The election of George W. Bush in 2000 led to no tamping down of Chinese aggressiveness and provocations. In the spring of 2001 the Chinese air forces attacked an American surveillance plane operating over international waters, forced the plane down on Hainan Island, and held the crew hostage for two weeks. We apologized; the Chinese released the crew, and warned us about the consequences of repeating such reckless behavior. The Chinese have taken no part in the War on Terror, instead they have allowed we Americans to do the heavy lifting, even though they have a Muslim problem of their own in the western desert lands of their nation. While American energies have been diverted, the Chinese have helped to arm Iran, they have built submarine bases in Venezuela, and they instigated anti-Japanese riots at home. History may judge Bush favorably in his resolve to combat Islamic terrorism, but his China policy was non-existent.

So, where are we today? The P.R.C. leaders confidently speak of the “Chinese Century”. They talk of “Greater China”, which includes Taiwan, Singapore, Burma and Mongolia. Chinese military planners denounce America as the “Main Enemy”, and they are actively preparing for war. Chinese military plans include the use of cyber-warfare to loot American bank accounts, chemical warfare to poison American fresh water supplies, and old-fashioned espionage to knockout American power grids. The only reassuring factor in this chilling scenario is the near certainty that we could inflict identical damage on the Chinese, if our leaders mustered the will to do so. But, Mr. Clinton prattled on about our “strategic partnership” with China; Mr. Bush called for “constructive engagement” with the Chinese, and Mr. Obama, while he seems to be realizing the reality of the Chinese threat, appears to be pursuing a strategy based on not rocking the boat.

In short, we are seeing nothing new from China. The Chinese leaders are simply carrying on the studied strategy of the last forty years.
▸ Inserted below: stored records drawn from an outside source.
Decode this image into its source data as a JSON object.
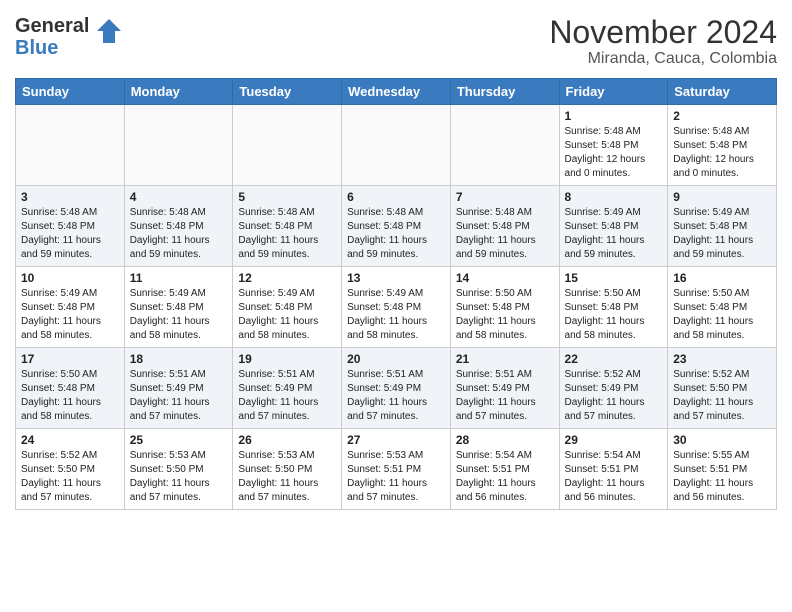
{
  "logo": {
    "part1": "General",
    "part2": "Blue"
  },
  "title": "November 2024",
  "subtitle": "Miranda, Cauca, Colombia",
  "weekdays": [
    "Sunday",
    "Monday",
    "Tuesday",
    "Wednesday",
    "Thursday",
    "Friday",
    "Saturday"
  ],
  "weeks": [
    {
      "alt": false,
      "days": [
        {
          "num": "",
          "sunrise": "",
          "sunset": "",
          "daylight": "",
          "empty": true
        },
        {
          "num": "",
          "sunrise": "",
          "sunset": "",
          "daylight": "",
          "empty": true
        },
        {
          "num": "",
          "sunrise": "",
          "sunset": "",
          "daylight": "",
          "empty": true
        },
        {
          "num": "",
          "sunrise": "",
          "sunset": "",
          "daylight": "",
          "empty": true
        },
        {
          "num": "",
          "sunrise": "",
          "sunset": "",
          "daylight": "",
          "empty": true
        },
        {
          "num": "1",
          "sunrise": "Sunrise: 5:48 AM",
          "sunset": "Sunset: 5:48 PM",
          "daylight": "Daylight: 12 hours and 0 minutes.",
          "empty": false
        },
        {
          "num": "2",
          "sunrise": "Sunrise: 5:48 AM",
          "sunset": "Sunset: 5:48 PM",
          "daylight": "Daylight: 12 hours and 0 minutes.",
          "empty": false
        }
      ]
    },
    {
      "alt": true,
      "days": [
        {
          "num": "3",
          "sunrise": "Sunrise: 5:48 AM",
          "sunset": "Sunset: 5:48 PM",
          "daylight": "Daylight: 11 hours and 59 minutes.",
          "empty": false
        },
        {
          "num": "4",
          "sunrise": "Sunrise: 5:48 AM",
          "sunset": "Sunset: 5:48 PM",
          "daylight": "Daylight: 11 hours and 59 minutes.",
          "empty": false
        },
        {
          "num": "5",
          "sunrise": "Sunrise: 5:48 AM",
          "sunset": "Sunset: 5:48 PM",
          "daylight": "Daylight: 11 hours and 59 minutes.",
          "empty": false
        },
        {
          "num": "6",
          "sunrise": "Sunrise: 5:48 AM",
          "sunset": "Sunset: 5:48 PM",
          "daylight": "Daylight: 11 hours and 59 minutes.",
          "empty": false
        },
        {
          "num": "7",
          "sunrise": "Sunrise: 5:48 AM",
          "sunset": "Sunset: 5:48 PM",
          "daylight": "Daylight: 11 hours and 59 minutes.",
          "empty": false
        },
        {
          "num": "8",
          "sunrise": "Sunrise: 5:49 AM",
          "sunset": "Sunset: 5:48 PM",
          "daylight": "Daylight: 11 hours and 59 minutes.",
          "empty": false
        },
        {
          "num": "9",
          "sunrise": "Sunrise: 5:49 AM",
          "sunset": "Sunset: 5:48 PM",
          "daylight": "Daylight: 11 hours and 59 minutes.",
          "empty": false
        }
      ]
    },
    {
      "alt": false,
      "days": [
        {
          "num": "10",
          "sunrise": "Sunrise: 5:49 AM",
          "sunset": "Sunset: 5:48 PM",
          "daylight": "Daylight: 11 hours and 58 minutes.",
          "empty": false
        },
        {
          "num": "11",
          "sunrise": "Sunrise: 5:49 AM",
          "sunset": "Sunset: 5:48 PM",
          "daylight": "Daylight: 11 hours and 58 minutes.",
          "empty": false
        },
        {
          "num": "12",
          "sunrise": "Sunrise: 5:49 AM",
          "sunset": "Sunset: 5:48 PM",
          "daylight": "Daylight: 11 hours and 58 minutes.",
          "empty": false
        },
        {
          "num": "13",
          "sunrise": "Sunrise: 5:49 AM",
          "sunset": "Sunset: 5:48 PM",
          "daylight": "Daylight: 11 hours and 58 minutes.",
          "empty": false
        },
        {
          "num": "14",
          "sunrise": "Sunrise: 5:50 AM",
          "sunset": "Sunset: 5:48 PM",
          "daylight": "Daylight: 11 hours and 58 minutes.",
          "empty": false
        },
        {
          "num": "15",
          "sunrise": "Sunrise: 5:50 AM",
          "sunset": "Sunset: 5:48 PM",
          "daylight": "Daylight: 11 hours and 58 minutes.",
          "empty": false
        },
        {
          "num": "16",
          "sunrise": "Sunrise: 5:50 AM",
          "sunset": "Sunset: 5:48 PM",
          "daylight": "Daylight: 11 hours and 58 minutes.",
          "empty": false
        }
      ]
    },
    {
      "alt": true,
      "days": [
        {
          "num": "17",
          "sunrise": "Sunrise: 5:50 AM",
          "sunset": "Sunset: 5:48 PM",
          "daylight": "Daylight: 11 hours and 58 minutes.",
          "empty": false
        },
        {
          "num": "18",
          "sunrise": "Sunrise: 5:51 AM",
          "sunset": "Sunset: 5:49 PM",
          "daylight": "Daylight: 11 hours and 57 minutes.",
          "empty": false
        },
        {
          "num": "19",
          "sunrise": "Sunrise: 5:51 AM",
          "sunset": "Sunset: 5:49 PM",
          "daylight": "Daylight: 11 hours and 57 minutes.",
          "empty": false
        },
        {
          "num": "20",
          "sunrise": "Sunrise: 5:51 AM",
          "sunset": "Sunset: 5:49 PM",
          "daylight": "Daylight: 11 hours and 57 minutes.",
          "empty": false
        },
        {
          "num": "21",
          "sunrise": "Sunrise: 5:51 AM",
          "sunset": "Sunset: 5:49 PM",
          "daylight": "Daylight: 11 hours and 57 minutes.",
          "empty": false
        },
        {
          "num": "22",
          "sunrise": "Sunrise: 5:52 AM",
          "sunset": "Sunset: 5:49 PM",
          "daylight": "Daylight: 11 hours and 57 minutes.",
          "empty": false
        },
        {
          "num": "23",
          "sunrise": "Sunrise: 5:52 AM",
          "sunset": "Sunset: 5:50 PM",
          "daylight": "Daylight: 11 hours and 57 minutes.",
          "empty": false
        }
      ]
    },
    {
      "alt": false,
      "days": [
        {
          "num": "24",
          "sunrise": "Sunrise: 5:52 AM",
          "sunset": "Sunset: 5:50 PM",
          "daylight": "Daylight: 11 hours and 57 minutes.",
          "empty": false
        },
        {
          "num": "25",
          "sunrise": "Sunrise: 5:53 AM",
          "sunset": "Sunset: 5:50 PM",
          "daylight": "Daylight: 11 hours and 57 minutes.",
          "empty": false
        },
        {
          "num": "26",
          "sunrise": "Sunrise: 5:53 AM",
          "sunset": "Sunset: 5:50 PM",
          "daylight": "Daylight: 11 hours and 57 minutes.",
          "empty": false
        },
        {
          "num": "27",
          "sunrise": "Sunrise: 5:53 AM",
          "sunset": "Sunset: 5:51 PM",
          "daylight": "Daylight: 11 hours and 57 minutes.",
          "empty": false
        },
        {
          "num": "28",
          "sunrise": "Sunrise: 5:54 AM",
          "sunset": "Sunset: 5:51 PM",
          "daylight": "Daylight: 11 hours and 56 minutes.",
          "empty": false
        },
        {
          "num": "29",
          "sunrise": "Sunrise: 5:54 AM",
          "sunset": "Sunset: 5:51 PM",
          "daylight": "Daylight: 11 hours and 56 minutes.",
          "empty": false
        },
        {
          "num": "30",
          "sunrise": "Sunrise: 5:55 AM",
          "sunset": "Sunset: 5:51 PM",
          "daylight": "Daylight: 11 hours and 56 minutes.",
          "empty": false
        }
      ]
    }
  ]
}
China’s astonishing growth in strength and wealth guarantee that the world must treat her with respect and caution. We must now conclude, however, that China is an aggressive, covetous, and dangerous expansionist power. Even the New York Times editors now see this fact clearly. The Chinese dragon is breathing fire. What is to be done?

Brian Birdnow

Brian E. Birdnow is a historian and teaches at a university in the St. Louis area.